Let’s talk about the correct way to say I am American in Spanish. Well, I know we were all taught to say “Soy americano/a” in order to say “I am American.” But let me tell you about an incident that took place recently.
(By the way, the words used for nationalities aren’t capitalized in Spanish.)
Yesterday, I visited a Colombian friend’s house here in Medellin. While I was there, his “bisabuela” (great grandmother) was there visiting. She is not from Medellin. She is from a “pueblito” (little town) very far from Medellin. She doesn’t get to travel much and she has lived in the same “pueblito” all of her life. Many people in Medellin would probably refer to her as a “campesina” (a country person or even a farmer).
After my friend introduced me to his “bisabuela” (great grandmother) she asked me “¿de dónde es?” (where are you from?) And I responded, “soy americano.”
And when I said “soy americano,” she asked me “¿cómo?” (what?) And again, I responded “soy americano.” And again she asked, “¿cómo?” (what?)
Proudly, I asked myself “how is it possible that someone in this country, even a “campesina” (farmer), has never heard of the greatest country in the world?”
How To Say I am American In Spanish
That’s when my friend told me that I have to say “soy estadounidense.” Then he explained to me that for them the Americas consist of both South America and North America (which also consists of Central America).
As he explained to me, Spanish speakers who live in major cities all their life are accustomed to hearing Americans arrogantly say “Yo soy americano/a.” But for someone who has lived in a small town all their life it is rather confusing when someone says “soy americano/a.”
He even said that for some people in Latin America it is not only incorrect but also arrogant for an American to say “soy americano,” and to imply that South America is not part of the Americas.
My initial reaction was to argue with him that “todo el mundo” (everyone) knows that America is the United States and that South America is NOT America.
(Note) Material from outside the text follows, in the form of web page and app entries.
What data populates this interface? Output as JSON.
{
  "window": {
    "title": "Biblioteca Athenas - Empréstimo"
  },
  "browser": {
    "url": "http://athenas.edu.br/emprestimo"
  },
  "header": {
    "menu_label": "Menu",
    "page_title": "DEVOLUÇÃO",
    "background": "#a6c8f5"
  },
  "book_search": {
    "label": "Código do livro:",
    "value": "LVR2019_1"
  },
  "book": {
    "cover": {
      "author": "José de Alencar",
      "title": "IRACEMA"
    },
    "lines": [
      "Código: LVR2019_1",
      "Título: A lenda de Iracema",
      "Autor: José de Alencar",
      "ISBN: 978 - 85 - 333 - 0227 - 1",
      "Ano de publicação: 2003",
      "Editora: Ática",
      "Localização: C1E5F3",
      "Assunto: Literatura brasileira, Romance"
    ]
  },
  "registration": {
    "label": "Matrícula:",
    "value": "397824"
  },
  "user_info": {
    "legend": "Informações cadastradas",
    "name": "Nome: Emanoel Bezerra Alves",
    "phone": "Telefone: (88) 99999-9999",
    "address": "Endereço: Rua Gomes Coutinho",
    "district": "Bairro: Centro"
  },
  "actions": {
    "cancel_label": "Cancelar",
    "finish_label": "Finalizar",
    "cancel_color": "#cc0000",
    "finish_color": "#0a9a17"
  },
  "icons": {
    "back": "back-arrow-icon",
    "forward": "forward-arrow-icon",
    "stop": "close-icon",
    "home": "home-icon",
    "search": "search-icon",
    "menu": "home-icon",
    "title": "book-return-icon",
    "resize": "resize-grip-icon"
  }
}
But then I thought about something that happened to me 6 years ago when I first arrived to Medellin . . . .
I had volunteered at a local university to tutor Colombian students with their English.
Via email, I made an appointment to meet with a Colombian student in order to help her with her English. We were supposed to meet for the first time in front of the university’s “biblioteca” (library).
I didn’t know what she looked like because it was going to be our first meeting. I waited for her for at least 45 minutes. I was unable to call her to ask where was she or what was the cause for the delay. Her cell phone number was still in my email box in an email message that she had sent. After waiting for at least 45 minutes, I finally left – furious!
When I got home, I retrieved her number from my email box and called her up immediately to ask her why did she waste my time. But she insisted that she was there in front of the library. And I insisted that she was not there because I was there waiting for her for 45 minutes and I didn’t see her.
And she continued to insist that she was there. Finally, she told me that it was impossible that I was there waiting for her because she did not see any Americans in front of the library. She said that the only person she saw was a “negrito” (black guy) sitting on a bench in front of the library.
I remember thinking how could someone be so “bobo” (dumb) to think that American is a race and not know that there are Americans who are White, Black, Asian, Native American, Latino, Arab, Indian, etc. But I guess, my friend’s “bisabuelita” (great grandmother) looked at me and thought how could someone be so “bobo” (dumb) and not know that the Americas consist of both North America and South America.
By the way, if you think the word “estadounidense” is a hard word to remember, besides saying “soy estadounidense” you can also tell someone “soy de Los Estados Unidos” or “soy de Estados Unidos” in order to tell someone that you are an American or that you are from the United States.